Encounters 2020 will see several activities; exhibitions, educational resources, film and digital projects and a travelling exhibition by land and sea around the coast of Australia – looking at our earliest European history from dual perspectives: from the ship and from the shore.

Museum chief executive and director Kevin Sumption said it was the nature of historical study to investigate with new eyes and seek out all points of view.

“As a cultural institution we believe it is our role to continually analyse our history and broaden our country’s knowledge,” Mr Sumption said.


“In the 250 years since Cook arrived we really have only looked at it from one perspective, that from the ship. We want to take this opportunity to also to look at it from the perspective of the First Australians on the shore.

“We want to separate myth from fact. We can acknowledge Cook’s achievements and impacts, and clarify the role he played in Australian history.”

The Encounters program is to feature several exhibitions, objects and artworks at the museum in Sydney throughout 2020, including film and digital resources exploring both Cook’s achievements and views from Indigenous communities on the history of the voyage.

A national education program is to provide resources for primary and secondary teachers to offer new insights to Australian students. From February next year a replica Endeavour is to undertake a series of voyages to 38 destinations around Australia.

Indigenous artist and Museum Council member Alison Page said this was “a program about truth telling”.

“Over many years the museum, as the National Museum of the Sea, has investigated the rich cultural history of our coastal First Nations and brought their stories to contemporary Australians,” he said.

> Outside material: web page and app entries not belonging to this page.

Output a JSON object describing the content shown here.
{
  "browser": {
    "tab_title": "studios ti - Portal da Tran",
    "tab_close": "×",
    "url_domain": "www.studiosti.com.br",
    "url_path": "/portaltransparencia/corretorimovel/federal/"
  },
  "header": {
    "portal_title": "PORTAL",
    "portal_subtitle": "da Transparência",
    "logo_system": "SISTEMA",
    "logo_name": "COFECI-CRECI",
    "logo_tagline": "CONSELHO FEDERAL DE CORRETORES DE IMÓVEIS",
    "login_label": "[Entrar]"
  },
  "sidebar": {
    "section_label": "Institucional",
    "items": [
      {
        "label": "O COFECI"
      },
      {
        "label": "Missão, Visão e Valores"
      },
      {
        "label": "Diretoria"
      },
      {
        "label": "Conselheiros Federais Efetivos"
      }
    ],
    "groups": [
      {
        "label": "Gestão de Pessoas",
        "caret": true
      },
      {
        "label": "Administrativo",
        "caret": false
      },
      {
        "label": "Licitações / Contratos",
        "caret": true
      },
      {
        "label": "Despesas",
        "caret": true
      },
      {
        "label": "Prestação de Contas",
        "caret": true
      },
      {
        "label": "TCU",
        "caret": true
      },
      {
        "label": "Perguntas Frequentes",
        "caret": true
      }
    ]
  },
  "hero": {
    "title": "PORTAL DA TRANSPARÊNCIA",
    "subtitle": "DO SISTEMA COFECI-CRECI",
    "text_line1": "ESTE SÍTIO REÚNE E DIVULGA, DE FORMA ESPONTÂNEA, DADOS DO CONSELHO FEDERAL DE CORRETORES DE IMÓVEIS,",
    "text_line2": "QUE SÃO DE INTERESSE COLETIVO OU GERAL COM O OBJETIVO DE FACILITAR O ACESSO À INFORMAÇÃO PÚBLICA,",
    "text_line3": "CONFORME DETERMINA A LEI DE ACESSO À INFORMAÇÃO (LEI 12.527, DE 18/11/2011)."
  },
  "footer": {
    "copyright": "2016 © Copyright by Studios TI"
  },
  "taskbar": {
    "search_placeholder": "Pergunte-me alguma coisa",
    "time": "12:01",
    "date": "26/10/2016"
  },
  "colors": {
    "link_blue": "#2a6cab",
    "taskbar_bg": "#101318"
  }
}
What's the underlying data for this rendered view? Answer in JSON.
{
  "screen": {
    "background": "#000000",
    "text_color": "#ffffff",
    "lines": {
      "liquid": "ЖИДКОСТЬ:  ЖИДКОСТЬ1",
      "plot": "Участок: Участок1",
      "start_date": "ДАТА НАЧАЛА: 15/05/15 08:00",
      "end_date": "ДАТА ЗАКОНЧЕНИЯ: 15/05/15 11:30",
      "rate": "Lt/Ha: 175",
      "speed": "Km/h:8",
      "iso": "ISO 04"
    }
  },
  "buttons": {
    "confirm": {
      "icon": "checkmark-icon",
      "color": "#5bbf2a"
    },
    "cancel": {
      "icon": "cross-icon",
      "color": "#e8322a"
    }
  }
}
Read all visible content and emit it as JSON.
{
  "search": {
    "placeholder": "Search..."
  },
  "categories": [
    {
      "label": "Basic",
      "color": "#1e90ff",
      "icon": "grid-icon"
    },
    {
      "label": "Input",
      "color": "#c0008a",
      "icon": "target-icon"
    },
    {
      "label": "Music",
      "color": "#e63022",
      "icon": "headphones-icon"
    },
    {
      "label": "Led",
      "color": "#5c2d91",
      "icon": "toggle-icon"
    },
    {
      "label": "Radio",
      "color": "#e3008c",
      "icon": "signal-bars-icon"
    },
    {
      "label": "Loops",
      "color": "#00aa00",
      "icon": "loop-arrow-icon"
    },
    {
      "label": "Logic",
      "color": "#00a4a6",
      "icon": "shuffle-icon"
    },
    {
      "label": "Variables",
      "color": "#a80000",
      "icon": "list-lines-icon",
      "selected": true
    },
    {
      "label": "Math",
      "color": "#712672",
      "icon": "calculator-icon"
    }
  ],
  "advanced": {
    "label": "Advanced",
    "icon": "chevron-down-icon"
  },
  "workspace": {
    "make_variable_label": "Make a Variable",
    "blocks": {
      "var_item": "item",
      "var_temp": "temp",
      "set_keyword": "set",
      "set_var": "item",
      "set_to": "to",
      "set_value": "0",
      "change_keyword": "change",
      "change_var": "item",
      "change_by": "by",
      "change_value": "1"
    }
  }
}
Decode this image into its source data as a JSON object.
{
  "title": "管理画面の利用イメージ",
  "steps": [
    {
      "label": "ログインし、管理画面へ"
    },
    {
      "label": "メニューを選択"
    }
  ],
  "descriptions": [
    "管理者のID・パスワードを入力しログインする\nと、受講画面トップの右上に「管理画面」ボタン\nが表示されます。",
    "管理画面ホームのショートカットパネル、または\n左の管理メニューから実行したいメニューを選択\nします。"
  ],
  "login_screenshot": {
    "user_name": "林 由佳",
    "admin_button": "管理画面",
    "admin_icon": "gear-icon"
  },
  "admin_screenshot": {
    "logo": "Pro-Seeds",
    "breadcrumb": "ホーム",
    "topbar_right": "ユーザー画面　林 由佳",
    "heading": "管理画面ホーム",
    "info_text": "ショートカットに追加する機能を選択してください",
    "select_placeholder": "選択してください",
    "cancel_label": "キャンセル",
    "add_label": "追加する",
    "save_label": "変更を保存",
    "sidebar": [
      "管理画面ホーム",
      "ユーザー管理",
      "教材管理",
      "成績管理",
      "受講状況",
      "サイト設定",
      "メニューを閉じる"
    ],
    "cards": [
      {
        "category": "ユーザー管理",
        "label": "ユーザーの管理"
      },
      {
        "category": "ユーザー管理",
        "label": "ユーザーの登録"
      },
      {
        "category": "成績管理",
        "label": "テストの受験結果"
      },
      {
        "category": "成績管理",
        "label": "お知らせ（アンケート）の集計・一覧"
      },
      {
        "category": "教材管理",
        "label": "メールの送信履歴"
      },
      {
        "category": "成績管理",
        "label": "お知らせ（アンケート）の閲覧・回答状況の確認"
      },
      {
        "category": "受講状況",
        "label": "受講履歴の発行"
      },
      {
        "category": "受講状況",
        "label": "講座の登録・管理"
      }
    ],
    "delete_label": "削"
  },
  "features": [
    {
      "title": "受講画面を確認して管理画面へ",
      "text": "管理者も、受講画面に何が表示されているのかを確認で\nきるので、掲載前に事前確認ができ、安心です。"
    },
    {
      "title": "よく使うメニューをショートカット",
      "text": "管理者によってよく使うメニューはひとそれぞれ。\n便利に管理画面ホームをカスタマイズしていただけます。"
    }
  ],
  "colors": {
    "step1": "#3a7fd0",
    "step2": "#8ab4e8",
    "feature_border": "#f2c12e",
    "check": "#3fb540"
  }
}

“Encounters 2020 is a continuation of this. By opening up discussion and bringing together the stories from the ship and the shore, we are building a richer cultural legacy for a shared future.”